The Biur Halachah (ibid, s.v. Targum) notes that there are no poskim who hold that Rashi is worse than Onkelos, but rather, poskim only hold that a regular translation is worse than Onkelos. Nevertheless, the Biur Halachah concludes that it is best to do both, as Onkelos has the advantage that it is from Har Sinai, while Rashi is advantageous because it often elaborates on the p’sukim more than Onkelos. Nevertheless, if you can only recite one of them, stick with Onkelos, as that translates each word of the parshah.

However, the opinion of the Mishnah B’rurah is not that simple. The Ohel Yaakov (SMVT 3:6) cites the Avnei Yashfe (8:65:8) who cites this Biur Halachah but writes that the Mishnah B’rurah (4) implies the opposite, that Rashi explains the parshah better than Onkelos. Thus, the Avnei Yashfe concludes that the Mishnah B’rurah would agree, especially nowadays when many don’t fully understand Onkelos, that Rashi takes precedence. In the same vein, the T’shuvos V’Hanhagos (1:261) told a baal t’shuvah that if he doesn’t understand Onkelos, it is preferable for him to read Rashi instead.

Additionally, the Yam Shel Shlomo (Kiddushin 2:14), despite extolling the virtues of Onkelos, concludes that if you only have time for Onkelos or Rashi, you should recite Rashi, as it “more beneficial (‘mo’il’) than Onkelos.” The Shulchan Aruch HaRav (285:2) agrees.

Contrary to the above opinion of many poskim that Rashi takes precedence over Onkelos, there are some poskim who hold that Onkelos is preferred, even if the reader does not understand what the words mean. For example, the Ohel Yaakov cites Rav Chaim Kanievsky, the Be’er Sarim, Rav E. Schlessinger and Rav Ovadiah Yosef, who ruled as such.

IV. Possible Explanation

It is possible that the above machlokes, whether Rashi or Onkelos takes precedence when you only have time for one of them, is based on the reason for SMVT, see Article #1. According to the poskim who hold that SMVT is a preparatory form of K’rias HaTorah, Onkelos should take precedence, as it was given on Har Sinai, and we used to have a m’turgeman (“translator”) at K’rias HaTorah. On the other hand, the poskim who hold that SMVT is a form of limud haTorah would hold that Rashi takes precedence, especially if you don’t fully understand Onkelos, as the key is to understand the parshah.

Next Week’s Topic: What is the best way to recite Sh’nayim Mikra V’Echad Targum?

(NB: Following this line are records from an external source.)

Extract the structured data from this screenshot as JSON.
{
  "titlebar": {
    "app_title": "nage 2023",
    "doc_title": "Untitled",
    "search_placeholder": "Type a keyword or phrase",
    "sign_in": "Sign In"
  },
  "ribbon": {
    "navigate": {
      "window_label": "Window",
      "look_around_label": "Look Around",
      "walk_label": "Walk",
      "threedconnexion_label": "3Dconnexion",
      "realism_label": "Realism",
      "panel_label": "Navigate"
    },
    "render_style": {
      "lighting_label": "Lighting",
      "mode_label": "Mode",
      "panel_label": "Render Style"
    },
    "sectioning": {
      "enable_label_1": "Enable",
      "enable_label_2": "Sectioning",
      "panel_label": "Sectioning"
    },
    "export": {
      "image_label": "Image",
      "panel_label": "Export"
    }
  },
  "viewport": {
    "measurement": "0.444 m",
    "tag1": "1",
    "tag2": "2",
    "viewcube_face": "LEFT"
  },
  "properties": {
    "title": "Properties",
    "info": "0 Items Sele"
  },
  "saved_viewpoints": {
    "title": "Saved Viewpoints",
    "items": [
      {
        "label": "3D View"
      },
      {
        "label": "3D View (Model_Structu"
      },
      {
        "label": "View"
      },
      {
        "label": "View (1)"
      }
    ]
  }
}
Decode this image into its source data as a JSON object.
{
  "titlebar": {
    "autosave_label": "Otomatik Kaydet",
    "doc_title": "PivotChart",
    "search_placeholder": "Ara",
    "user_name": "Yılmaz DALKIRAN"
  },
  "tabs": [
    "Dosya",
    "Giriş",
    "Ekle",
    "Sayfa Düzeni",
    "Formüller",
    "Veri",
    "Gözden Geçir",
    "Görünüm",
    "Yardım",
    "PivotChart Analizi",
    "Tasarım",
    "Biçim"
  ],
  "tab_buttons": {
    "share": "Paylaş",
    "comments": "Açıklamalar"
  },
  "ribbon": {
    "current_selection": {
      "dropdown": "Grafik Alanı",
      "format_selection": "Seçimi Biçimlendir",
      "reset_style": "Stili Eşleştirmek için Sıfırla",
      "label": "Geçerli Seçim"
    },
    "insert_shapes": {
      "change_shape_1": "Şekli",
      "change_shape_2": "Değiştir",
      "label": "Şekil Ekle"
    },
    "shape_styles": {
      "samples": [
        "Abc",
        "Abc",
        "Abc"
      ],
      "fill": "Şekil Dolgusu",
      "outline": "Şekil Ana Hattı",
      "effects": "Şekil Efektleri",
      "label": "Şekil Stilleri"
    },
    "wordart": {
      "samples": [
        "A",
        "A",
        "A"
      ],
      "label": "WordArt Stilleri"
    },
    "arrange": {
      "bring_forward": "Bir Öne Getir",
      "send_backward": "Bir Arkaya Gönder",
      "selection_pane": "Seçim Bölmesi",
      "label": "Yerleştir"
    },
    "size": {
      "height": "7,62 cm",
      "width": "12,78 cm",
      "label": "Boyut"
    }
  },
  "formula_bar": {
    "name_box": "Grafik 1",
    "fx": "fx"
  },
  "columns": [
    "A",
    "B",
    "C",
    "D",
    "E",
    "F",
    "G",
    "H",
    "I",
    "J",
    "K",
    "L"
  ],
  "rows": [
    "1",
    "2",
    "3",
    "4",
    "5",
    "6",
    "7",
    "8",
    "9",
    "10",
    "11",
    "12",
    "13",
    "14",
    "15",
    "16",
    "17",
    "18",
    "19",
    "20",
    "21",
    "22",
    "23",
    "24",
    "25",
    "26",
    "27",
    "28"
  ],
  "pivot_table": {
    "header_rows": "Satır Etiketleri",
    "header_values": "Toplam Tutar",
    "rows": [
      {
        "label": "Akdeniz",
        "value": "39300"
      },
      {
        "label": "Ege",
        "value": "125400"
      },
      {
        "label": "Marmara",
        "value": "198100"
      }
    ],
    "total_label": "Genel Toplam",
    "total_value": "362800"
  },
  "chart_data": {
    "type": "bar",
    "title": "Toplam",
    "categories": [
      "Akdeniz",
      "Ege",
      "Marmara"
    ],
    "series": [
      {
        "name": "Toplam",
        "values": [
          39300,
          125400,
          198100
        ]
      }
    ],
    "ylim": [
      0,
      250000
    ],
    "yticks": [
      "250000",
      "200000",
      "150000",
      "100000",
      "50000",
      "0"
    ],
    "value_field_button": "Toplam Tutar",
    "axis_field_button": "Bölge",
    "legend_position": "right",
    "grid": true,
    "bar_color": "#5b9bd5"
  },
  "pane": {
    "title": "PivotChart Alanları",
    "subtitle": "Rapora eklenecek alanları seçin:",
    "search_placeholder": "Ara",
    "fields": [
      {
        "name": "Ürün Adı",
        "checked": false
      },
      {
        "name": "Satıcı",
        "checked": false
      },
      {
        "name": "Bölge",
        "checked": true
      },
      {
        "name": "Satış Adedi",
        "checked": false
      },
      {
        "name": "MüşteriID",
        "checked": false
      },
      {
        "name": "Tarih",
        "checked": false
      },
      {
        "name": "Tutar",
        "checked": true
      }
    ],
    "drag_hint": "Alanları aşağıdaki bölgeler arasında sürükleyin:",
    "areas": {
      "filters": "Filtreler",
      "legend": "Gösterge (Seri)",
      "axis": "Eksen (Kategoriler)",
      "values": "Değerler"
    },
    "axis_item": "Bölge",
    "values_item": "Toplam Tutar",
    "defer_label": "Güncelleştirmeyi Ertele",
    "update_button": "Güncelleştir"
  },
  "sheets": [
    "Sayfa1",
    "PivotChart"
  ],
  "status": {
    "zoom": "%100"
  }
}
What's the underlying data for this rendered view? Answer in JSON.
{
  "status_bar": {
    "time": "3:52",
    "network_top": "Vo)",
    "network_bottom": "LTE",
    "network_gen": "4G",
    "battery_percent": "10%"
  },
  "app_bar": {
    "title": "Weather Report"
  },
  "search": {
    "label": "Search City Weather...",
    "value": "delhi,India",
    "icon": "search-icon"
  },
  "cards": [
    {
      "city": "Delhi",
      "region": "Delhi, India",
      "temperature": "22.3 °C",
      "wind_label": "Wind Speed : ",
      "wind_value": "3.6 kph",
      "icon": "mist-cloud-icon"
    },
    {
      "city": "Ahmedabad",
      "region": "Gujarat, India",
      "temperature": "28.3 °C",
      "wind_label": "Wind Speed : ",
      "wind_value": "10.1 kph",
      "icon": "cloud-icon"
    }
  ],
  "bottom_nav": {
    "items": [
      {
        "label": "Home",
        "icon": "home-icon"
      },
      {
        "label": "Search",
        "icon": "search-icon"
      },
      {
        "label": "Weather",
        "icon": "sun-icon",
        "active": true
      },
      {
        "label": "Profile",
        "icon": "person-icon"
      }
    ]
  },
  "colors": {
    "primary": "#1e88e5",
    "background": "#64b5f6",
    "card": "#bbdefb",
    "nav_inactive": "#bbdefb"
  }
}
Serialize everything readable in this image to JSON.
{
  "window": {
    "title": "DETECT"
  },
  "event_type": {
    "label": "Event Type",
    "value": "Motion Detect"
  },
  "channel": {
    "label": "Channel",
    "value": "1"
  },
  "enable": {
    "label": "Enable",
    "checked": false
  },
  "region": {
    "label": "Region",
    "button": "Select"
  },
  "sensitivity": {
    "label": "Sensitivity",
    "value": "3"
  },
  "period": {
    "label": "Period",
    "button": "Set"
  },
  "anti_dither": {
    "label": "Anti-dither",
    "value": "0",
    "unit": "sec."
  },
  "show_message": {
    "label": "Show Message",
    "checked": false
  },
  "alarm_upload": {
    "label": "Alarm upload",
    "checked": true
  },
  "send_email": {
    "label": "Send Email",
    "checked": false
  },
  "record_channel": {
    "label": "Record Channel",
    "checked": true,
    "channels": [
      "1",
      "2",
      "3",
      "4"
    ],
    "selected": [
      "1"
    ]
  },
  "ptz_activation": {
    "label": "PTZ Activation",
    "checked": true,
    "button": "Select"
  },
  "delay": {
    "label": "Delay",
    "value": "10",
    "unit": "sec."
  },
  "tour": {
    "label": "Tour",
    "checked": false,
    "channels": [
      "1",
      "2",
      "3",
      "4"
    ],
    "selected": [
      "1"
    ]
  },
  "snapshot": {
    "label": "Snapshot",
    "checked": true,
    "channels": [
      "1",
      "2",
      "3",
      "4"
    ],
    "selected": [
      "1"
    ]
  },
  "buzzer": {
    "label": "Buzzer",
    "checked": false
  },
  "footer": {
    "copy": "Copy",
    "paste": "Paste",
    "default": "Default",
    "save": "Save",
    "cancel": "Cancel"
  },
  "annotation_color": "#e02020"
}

Rabbi Ephraim Glatt, Esq. is Associate Rabbi at the Young Israel of Kew Gardens Hills and a practicing litigation attorney. Questions? Comments? Email This email address is being protected from spambots. You need JavaScript enabled to view it.